Your task: Reproduce the entries in full. Exclude all images from the copy.

################

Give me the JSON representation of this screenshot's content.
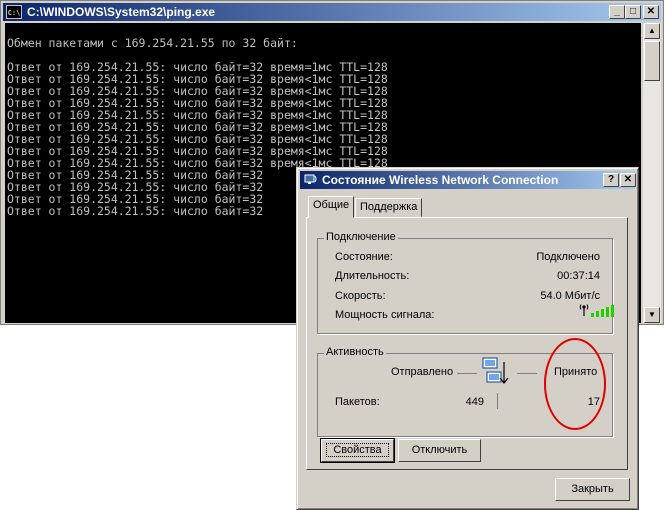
{
  "console": {
    "title": "C:\\WINDOWS\\System32\\ping.exe",
    "icon_text": "C:\\",
    "lines": [
      "Обмен пакетами с 169.254.21.55 по 32 байт:",
      "",
      "Ответ от 169.254.21.55: число байт=32 время=1мс TTL=128",
      "Ответ от 169.254.21.55: число байт=32 время<1мс TTL=128",
      "Ответ от 169.254.21.55: число байт=32 время<1мс TTL=128",
      "Ответ от 169.254.21.55: число байт=32 время<1мс TTL=128",
      "Ответ от 169.254.21.55: число байт=32 время<1мс TTL=128",
      "Ответ от 169.254.21.55: число байт=32 время<1мс TTL=128",
      "Ответ от 169.254.21.55: число байт=32 время<1мс TTL=128",
      "Ответ от 169.254.21.55: число байт=32 время<1мс TTL=128",
      "Ответ от 169.254.21.55: число байт=32 время<1мс TTL=128",
      "Ответ от 169.254.21.55: число байт=32",
      "Ответ от 169.254.21.55: число байт=32",
      "Ответ от 169.254.21.55: число байт=32",
      "Ответ от 169.254.21.55: число байт=32"
    ],
    "btn_min": "_",
    "btn_max": "□",
    "btn_close": "✕",
    "scroll_up": "▲",
    "scroll_down": "▼"
  },
  "dialog": {
    "title": "Состояние Wireless Network Connection",
    "btn_help": "?",
    "btn_close": "✕",
    "tabs": [
      "Общие",
      "Поддержка"
    ],
    "connection": {
      "group_title": "Подключение",
      "status_label": "Состояние:",
      "status_value": "Подключено",
      "duration_label": "Длительность:",
      "duration_value": "00:37:14",
      "speed_label": "Скорость:",
      "speed_value": "54.0 Мбит/с",
      "signal_label": "Мощность сигнала:",
      "signal_bars": 5
    },
    "activity": {
      "group_title": "Активность",
      "sent_label": "Отправлено",
      "received_label": "Принято",
      "packets_label": "Пакетов:",
      "packets_sent": "449",
      "packets_received": "17"
    },
    "buttons": {
      "properties": "Свойства",
      "disable": "Отключить",
      "close": "Закрыть"
    }
  },
  "colors": {
    "annotation": "#e00000",
    "signal": "#1fd000",
    "titlebar": "#0a246a"
  }
}
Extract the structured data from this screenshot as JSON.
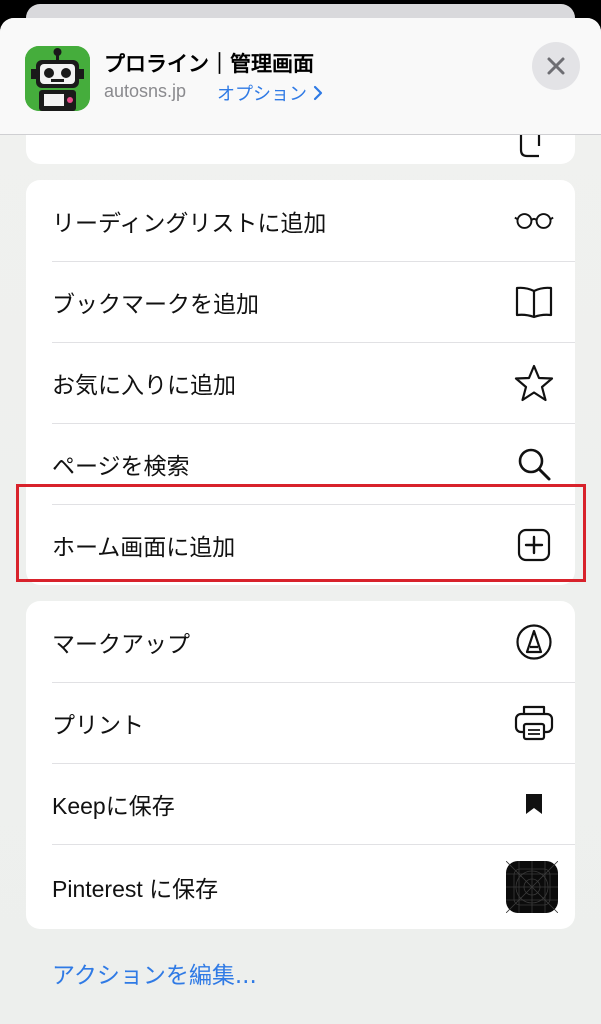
{
  "header": {
    "title": "プロライン｜管理画面",
    "domain": "autosns.jp",
    "options_label": "オプション",
    "app_icon": "robot-logo",
    "close_icon": "close-icon"
  },
  "group1": [
    {
      "label": "リーディングリストに追加",
      "icon": "glasses-icon"
    },
    {
      "label": "ブックマークを追加",
      "icon": "book-icon"
    },
    {
      "label": "お気に入りに追加",
      "icon": "star-icon"
    },
    {
      "label": "ページを検索",
      "icon": "search-icon"
    },
    {
      "label": "ホーム画面に追加",
      "icon": "plus-square-icon",
      "highlighted": true
    }
  ],
  "group2": [
    {
      "label": "マークアップ",
      "icon": "markup-pen-icon"
    },
    {
      "label": "プリント",
      "icon": "printer-icon"
    },
    {
      "label": "Keepに保存",
      "icon": "bookmark-icon"
    },
    {
      "label": "Pinterest に保存",
      "icon": "pinterest-app-icon"
    }
  ],
  "footer": {
    "edit_actions_label": "アクションを編集..."
  },
  "colors": {
    "accent": "#2f7ae5",
    "highlight_border": "#d8222b",
    "app_icon_green": "#3fa83a"
  }
}
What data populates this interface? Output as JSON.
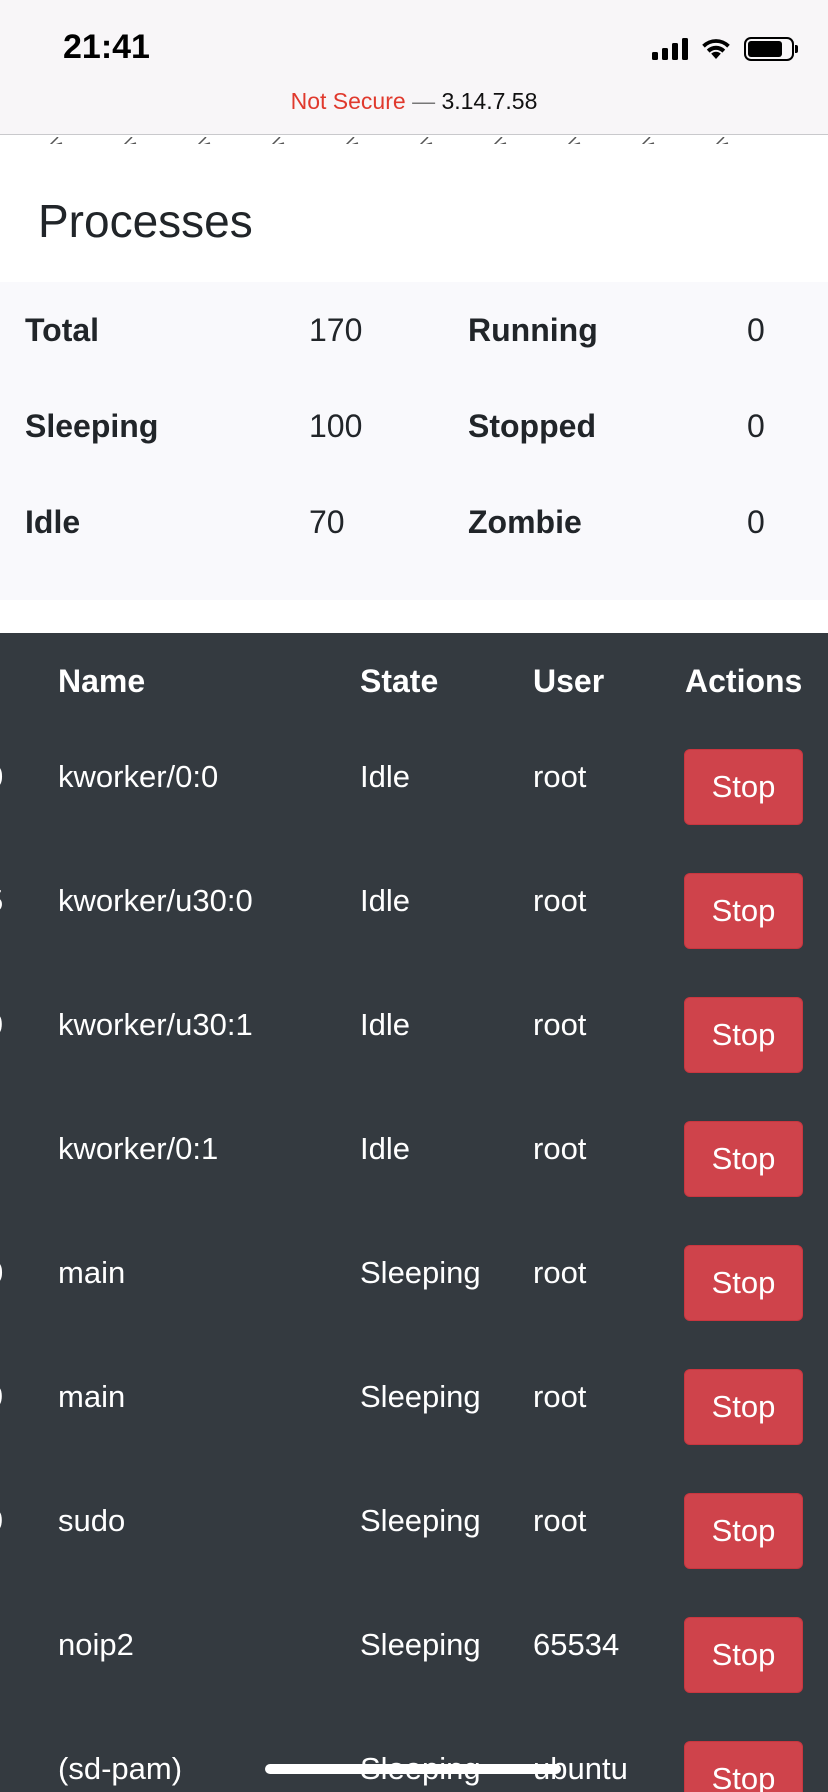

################

Reply:
Give me the JSON representation of this screenshot's content.
{
  "console": {
    "title": "C:\\WINDOWS\\System32\\ping.exe",
    "icon_text": "C:\\",
    "lines": [
      "Обмен пакетами с 169.254.21.55 по 32 байт:",
      "",
      "Ответ от 169.254.21.55: число байт=32 время=1мс TTL=128",
      "Ответ от 169.254.21.55: число байт=32 время<1мс TTL=128",
      "Ответ от 169.254.21.55: число байт=32 время<1мс TTL=128",
      "Ответ от 169.254.21.55: число байт=32 время<1мс TTL=128",
      "Ответ от 169.254.21.55: число байт=32 время<1мс TTL=128",
      "Ответ от 169.254.21.55: число байт=32 время<1мс TTL=128",
      "Ответ от 169.254.21.55: число байт=32 время<1мс TTL=128",
      "Ответ от 169.254.21.55: число байт=32 время<1мс TTL=128",
      "Ответ от 169.254.21.55: число байт=32 время<1мс TTL=128",
      "Ответ от 169.254.21.55: число байт=32",
      "Ответ от 169.254.21.55: число байт=32",
      "Ответ от 169.254.21.55: число байт=32",
      "Ответ от 169.254.21.55: число байт=32"
    ],
    "btn_min": "_",
    "btn_max": "□",
    "btn_close": "✕",
    "scroll_up": "▲",
    "scroll_down": "▼"
  },
  "dialog": {
    "title": "Состояние Wireless Network Connection",
    "btn_help": "?",
    "btn_close": "✕",
    "tabs": [
      "Общие",
      "Поддержка"
    ],
    "connection": {
      "group_title": "Подключение",
      "status_label": "Состояние:",
      "status_value": "Подключено",
      "duration_label": "Длительность:",
      "duration_value": "00:37:14",
      "speed_label": "Скорость:",
      "speed_value": "54.0 Мбит/с",
      "signal_label": "Мощность сигнала:",
      "signal_bars": 5
    },
    "activity": {
      "group_title": "Активность",
      "sent_label": "Отправлено",
      "received_label": "Принято",
      "packets_label": "Пакетов:",
      "packets_sent": "449",
      "packets_received": "17"
    },
    "buttons": {
      "properties": "Свойства",
      "disable": "Отключить",
      "close": "Закрыть"
    }
  },
  "colors": {
    "annotation": "#e00000",
    "signal": "#1fd000",
    "titlebar": "#0a246a"
  }
}
Extract the structured data from this screenshot as JSON.
{
  "header": {
    "title": "プロライン｜管理画面",
    "domain": "autosns.jp",
    "options_label": "オプション",
    "app_icon": "robot-logo",
    "close_icon": "close-icon"
  },
  "group1": [
    {
      "label": "リーディングリストに追加",
      "icon": "glasses-icon"
    },
    {
      "label": "ブックマークを追加",
      "icon": "book-icon"
    },
    {
      "label": "お気に入りに追加",
      "icon": "star-icon"
    },
    {
      "label": "ページを検索",
      "icon": "search-icon"
    },
    {
      "label": "ホーム画面に追加",
      "icon": "plus-square-icon",
      "highlighted": true
    }
  ],
  "group2": [
    {
      "label": "マークアップ",
      "icon": "markup-pen-icon"
    },
    {
      "label": "プリント",
      "icon": "printer-icon"
    },
    {
      "label": "Keepに保存",
      "icon": "bookmark-icon"
    },
    {
      "label": "Pinterest に保存",
      "icon": "pinterest-app-icon"
    }
  ],
  "footer": {
    "edit_actions_label": "アクションを編集..."
  },
  "colors": {
    "accent": "#2f7ae5",
    "highlight_border": "#d8222b",
    "app_icon_green": "#3fa83a"
  }
}
What data populates this interface? Output as JSON.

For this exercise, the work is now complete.